Safety First: Japan e-commerce food rules, Australia food recall stats, food supply microplastic concerns and more feature in our round-up
E-commerce evaluation: Japan emphasises expiry dates and allergens for new online food rules
The Japanese government has drafted a new set of labelling guidelines specifically targeted at regulating foods and beverages sold online, with emphasis on the displaying of expiration dates and food allergens.
The initiative is being overseen by Japan’s Consumer Affairs Agency (CAA) in response to the rapid rise of online platform sales in recent years, fuelled by the COVID-19 pandemic.
The guidelines were based on a survey conducted by the CAA in Japan last year to understand consumer requirements and any discrepancies between foods and beverages sold via e-commerce and the actual conditions of these upon arrival.

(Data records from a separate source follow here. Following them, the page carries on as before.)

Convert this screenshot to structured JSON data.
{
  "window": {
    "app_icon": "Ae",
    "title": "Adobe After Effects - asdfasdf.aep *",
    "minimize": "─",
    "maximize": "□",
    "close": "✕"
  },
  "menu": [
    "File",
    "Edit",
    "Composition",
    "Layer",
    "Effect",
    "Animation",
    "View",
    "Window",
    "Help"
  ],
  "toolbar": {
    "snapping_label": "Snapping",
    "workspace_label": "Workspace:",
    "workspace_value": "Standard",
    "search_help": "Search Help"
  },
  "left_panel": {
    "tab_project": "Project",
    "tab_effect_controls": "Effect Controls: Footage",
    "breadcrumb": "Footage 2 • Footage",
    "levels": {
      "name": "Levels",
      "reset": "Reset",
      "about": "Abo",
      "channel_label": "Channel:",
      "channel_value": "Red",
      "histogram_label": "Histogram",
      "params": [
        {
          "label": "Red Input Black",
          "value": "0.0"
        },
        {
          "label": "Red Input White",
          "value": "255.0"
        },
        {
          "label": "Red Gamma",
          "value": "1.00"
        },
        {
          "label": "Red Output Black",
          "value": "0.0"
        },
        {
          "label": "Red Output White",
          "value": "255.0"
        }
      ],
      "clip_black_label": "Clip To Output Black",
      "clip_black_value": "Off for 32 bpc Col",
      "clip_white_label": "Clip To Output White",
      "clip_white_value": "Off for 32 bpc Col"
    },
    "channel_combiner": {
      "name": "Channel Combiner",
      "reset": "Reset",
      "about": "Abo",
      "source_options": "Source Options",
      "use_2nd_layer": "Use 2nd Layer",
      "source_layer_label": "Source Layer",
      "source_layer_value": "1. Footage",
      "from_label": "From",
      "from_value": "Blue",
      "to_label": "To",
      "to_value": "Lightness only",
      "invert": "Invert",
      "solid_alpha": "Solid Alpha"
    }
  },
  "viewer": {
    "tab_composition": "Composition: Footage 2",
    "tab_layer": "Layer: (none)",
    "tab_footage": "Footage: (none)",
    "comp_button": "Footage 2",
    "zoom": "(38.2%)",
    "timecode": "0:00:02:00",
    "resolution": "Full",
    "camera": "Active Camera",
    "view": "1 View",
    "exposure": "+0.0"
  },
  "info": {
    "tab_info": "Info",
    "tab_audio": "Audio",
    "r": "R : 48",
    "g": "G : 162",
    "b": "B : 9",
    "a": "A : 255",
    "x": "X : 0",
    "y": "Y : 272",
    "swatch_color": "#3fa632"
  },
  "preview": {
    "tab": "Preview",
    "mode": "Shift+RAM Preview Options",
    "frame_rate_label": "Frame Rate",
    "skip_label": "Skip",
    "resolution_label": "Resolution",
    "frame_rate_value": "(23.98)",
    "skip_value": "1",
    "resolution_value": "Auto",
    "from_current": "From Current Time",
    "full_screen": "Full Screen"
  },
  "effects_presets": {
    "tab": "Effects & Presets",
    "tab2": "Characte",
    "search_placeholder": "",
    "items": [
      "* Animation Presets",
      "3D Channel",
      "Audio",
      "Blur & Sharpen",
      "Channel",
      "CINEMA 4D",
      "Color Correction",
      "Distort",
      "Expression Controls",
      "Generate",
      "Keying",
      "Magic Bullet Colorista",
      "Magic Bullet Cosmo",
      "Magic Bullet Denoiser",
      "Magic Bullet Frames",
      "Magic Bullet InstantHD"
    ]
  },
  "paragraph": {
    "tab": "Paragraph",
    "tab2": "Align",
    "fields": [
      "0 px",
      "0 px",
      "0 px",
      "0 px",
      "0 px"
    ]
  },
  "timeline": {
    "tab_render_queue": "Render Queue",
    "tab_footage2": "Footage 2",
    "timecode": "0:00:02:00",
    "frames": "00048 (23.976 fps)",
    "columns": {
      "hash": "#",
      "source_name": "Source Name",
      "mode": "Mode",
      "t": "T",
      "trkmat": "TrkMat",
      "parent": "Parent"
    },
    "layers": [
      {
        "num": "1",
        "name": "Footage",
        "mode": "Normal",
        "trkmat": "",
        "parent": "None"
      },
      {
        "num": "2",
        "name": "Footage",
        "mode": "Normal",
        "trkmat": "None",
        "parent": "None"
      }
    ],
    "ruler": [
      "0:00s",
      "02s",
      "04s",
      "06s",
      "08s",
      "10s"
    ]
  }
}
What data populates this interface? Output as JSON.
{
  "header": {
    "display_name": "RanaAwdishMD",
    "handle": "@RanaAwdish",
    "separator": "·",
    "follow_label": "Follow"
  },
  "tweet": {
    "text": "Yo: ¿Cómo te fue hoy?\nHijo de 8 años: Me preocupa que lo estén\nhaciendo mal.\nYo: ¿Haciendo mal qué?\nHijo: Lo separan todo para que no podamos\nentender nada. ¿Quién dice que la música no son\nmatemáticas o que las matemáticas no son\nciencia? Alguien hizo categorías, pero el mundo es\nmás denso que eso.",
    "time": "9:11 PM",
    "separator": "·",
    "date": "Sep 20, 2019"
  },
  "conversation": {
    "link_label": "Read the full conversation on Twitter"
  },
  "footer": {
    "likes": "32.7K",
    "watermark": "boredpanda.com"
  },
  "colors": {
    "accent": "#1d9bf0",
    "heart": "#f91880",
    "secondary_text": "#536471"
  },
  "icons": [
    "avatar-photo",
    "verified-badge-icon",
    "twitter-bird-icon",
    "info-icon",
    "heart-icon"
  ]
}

“In recent years, food product purchases via e-commerce sites have been steadily increasing, a trend accelerated by the COVID-19 pandemic – but on the other hand, food labelling standards in Japan do not cover the display and publishing of food-related information on these websites,” said the CAA via a formal statement.
Safeguarding supplies: Annual food recalls drop from 109 to 80 in Australia in 2021
Food recalls in Australia dropped last year from 109 to 80, according to new data released by the regulator Food Standards Australia New Zealand (FSANZ).
Almost half of these were due to undeclared allergens, with other reasons including microbial contamination (19), foreign matter (5) and incorrect labelling (3).
At the same time, the organisation published an analysis of annual food recall statistics for the last 10 years, including the new data for 2021.
It detailed there had been 776 recalls between 2012 and 2021.
Microplastic misery: Researchers warn of risk to food supplies after new Australia study
Broken-down microplastics have been found in blue mussels and water within the intertidal zone at some in southern Australia’s, sparking fears they are now finding their way into food supplies.
Researchers from Flinders University warned that this could affect wild-caught and ocean-farmed fish and seafood sourced from the once pristine Southern Ocean and gulf waters of South Australia.
“Our findings shed light on the urgent need to prevent microplastic pollution by working with the communities, industries and government to protect these fragile marine systems,” says Professor Karen Burke da Silva, senior author of a new article just published in Science of the Total Environment.
Test failures: US, German-made synbiotics, lutein recalled after failing South Korea's inspection
South Korea’s Ministry of Food and Drug Safety (MFDS) reported that synbiotics and lutein products made in the US and Germany have failed capsule disintegration tests in its latest inspection.
The regulator has recalled these products from the shelves.
It conducted an inspection between April 11 and 22 on both local health functional foods manufacturers and imported products, as that is usually the season when Koreans shop for Parents’ Day gifts. Health functional food such as red ginseng, probiotics, and multi-nutrient products are the common gifting options.
A total of 160 products already distributed within the country were inspected.
New Zealand dairy farming’s water use under scrutiny
New Zealand is facing new questions about the impact of its dairy system after research claimed that every litre of dairy milk produced in Canterbury can require up to 11,000 litres of water to dilute the pollution from its production.
Analysis carried out by the Institute for Governance and Policy Studies at Victoria University of Wellington and published in the Australasian Journal of Environmental Management, revealed the nitrate grey water footprint for Canterbury ranged from 433 to 11,110 litres of water per litre of milk, depending on the water standards applied.
Lead author Dr Mike Joy said: “This footprint is higher than many estimates for global milk production, and reveals that footprints are very dependent on inputs [such as feed and fertiliser] included in the analyses and on the water quality standards applied to the receiving water.”